In addition to our Legislative Coffee, I have an excellent meeting with Director Casey about the use of flexible day services for people in the Home-Based Services Program and CILA. I also was able to catch up with Mark Doyle on the rebalancing efforts for Murray.Today I’m in Chicago for the Health Care & Family Services (HFS) Medicaid Advisory Committee of which I am a member. I will also meet with Director Romano and Chief of Staff Jack Lavin for a rescheduled meeting from last week on rebalancing.Here is a good Op Ed from the State Journal Register from Ralph Martire
Ralph Martire: Illinois’ short-term decision making problem
Most folks realize complex problems require complex solutions. There really isn’t a magic “silver bullet” that can solve multifaceted challenges. That said, what if there is a policy lead balloon — that is, one core problem that begets many of the issues confronting Illinois today?

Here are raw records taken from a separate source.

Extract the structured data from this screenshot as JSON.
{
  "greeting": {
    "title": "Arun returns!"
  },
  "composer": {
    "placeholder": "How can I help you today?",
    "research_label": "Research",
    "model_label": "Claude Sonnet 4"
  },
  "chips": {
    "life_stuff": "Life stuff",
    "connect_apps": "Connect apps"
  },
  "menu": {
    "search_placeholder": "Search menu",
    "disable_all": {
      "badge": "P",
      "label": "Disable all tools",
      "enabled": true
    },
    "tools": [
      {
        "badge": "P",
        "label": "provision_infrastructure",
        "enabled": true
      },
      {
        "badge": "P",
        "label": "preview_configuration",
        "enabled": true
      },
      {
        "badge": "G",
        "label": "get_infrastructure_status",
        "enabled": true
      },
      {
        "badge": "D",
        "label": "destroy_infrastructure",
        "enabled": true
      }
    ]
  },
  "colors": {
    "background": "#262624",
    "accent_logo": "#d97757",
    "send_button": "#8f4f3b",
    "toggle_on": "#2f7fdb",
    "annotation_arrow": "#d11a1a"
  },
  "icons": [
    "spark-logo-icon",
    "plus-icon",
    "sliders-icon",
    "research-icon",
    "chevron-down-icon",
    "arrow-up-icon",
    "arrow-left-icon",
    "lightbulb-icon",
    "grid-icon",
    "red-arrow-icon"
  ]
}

Well, this lead balloon is real, and was laid bare recently in Springfield. No, it isn’t the deficit, nor even the unfunded pension liability. As bad as those things are, they’re just consequences of, and would be solvable if not for, this lead balloon.
So what is this raison d’être for so many problems that vex state government? The answer is both simple and obvious: It is the overwhelming political impetus that encourages decision makers to focus their time and effort solely on the short-term effects of systemic problems, rather than resolving the long-term causes thereof. The reasons for this shortsighted approach are clear. Elected officials are rational actors, the vast majority of whom want to improve the quality of life for their constituents. This of course requires that they be elected. And therein lies the rub.
The current political environment rewards sound bites and pithy mailers — not problem solving. It’s hard to get elected today if the fruits of your labor won’t materialize until some not-so-foreseeable tomorrow.
Consider how this plays out when the General Assembly and governor sit down to create a budget for next year but don’t have adequate resources to do so. Indeed, after the deficit that’s anticipated to be left over from this year is factored in, Illinois will be short around 33 percent of the revenue it needs to cover the spending on services the Governor requested in his FY2014 proposal. That’s a ginormous challenge, since over $9 out of $10 of the General Fund goes to education, healthcare, public safety and social services — all of which the polls show the vast majority of voters not only support, but don’t want to see cut.
Given the state’s fiscal condition, avoiding significant cuts requires reforming tax policy to raise the revenue needed to fund services adequately. Yet raising taxes doesn’t generally poll well either. Moreover, any support of a tax increase — even when completely justified — can easily be misrepresented by an opponent in the coming election, primary or general, irrespective of party.
Which is why you see the events that unfolded recently. The Senate Appropriations Committee met to hear testimony about how much the state had racked up in unpaid bills. A lot, as it turns out, well over $9 billion. While focused like a laser on finding out how bad the situation is, the Senate was far less interested in why the state had accumulated this backlog. That’s because the data are clear that flawed tax policy — the state’s revenue doesn’t grow with the economy while the cost of delivering services does — is the culprit.
Indeed, despite both implementing real cuts of around 24 percent in service spending across the board since 2000 and passing a temporary tax increase in 2011, the state’s revenue still doesn’t grow with service costs. Informing voters that the temporary increase merely alleviated part of the fiscal stress facing Illinois and that more comprehensive, sustainable tax reform is what’s really needed, well, that doesn’t fit on a bumper sticker.
Justifying more cuts to things like mental health, child care for single working parents and K-12 education as “living within the state’s means,” on the other hand, is politically far more facile, uses rhetoric that resonates with voters and even appeases some editorial boards. Which is politically great in the short term. But this short-term expediency is the very lead balloon that prevents the state from honestly evaluating crucial, long-term structural questions, like whether its means actually support life.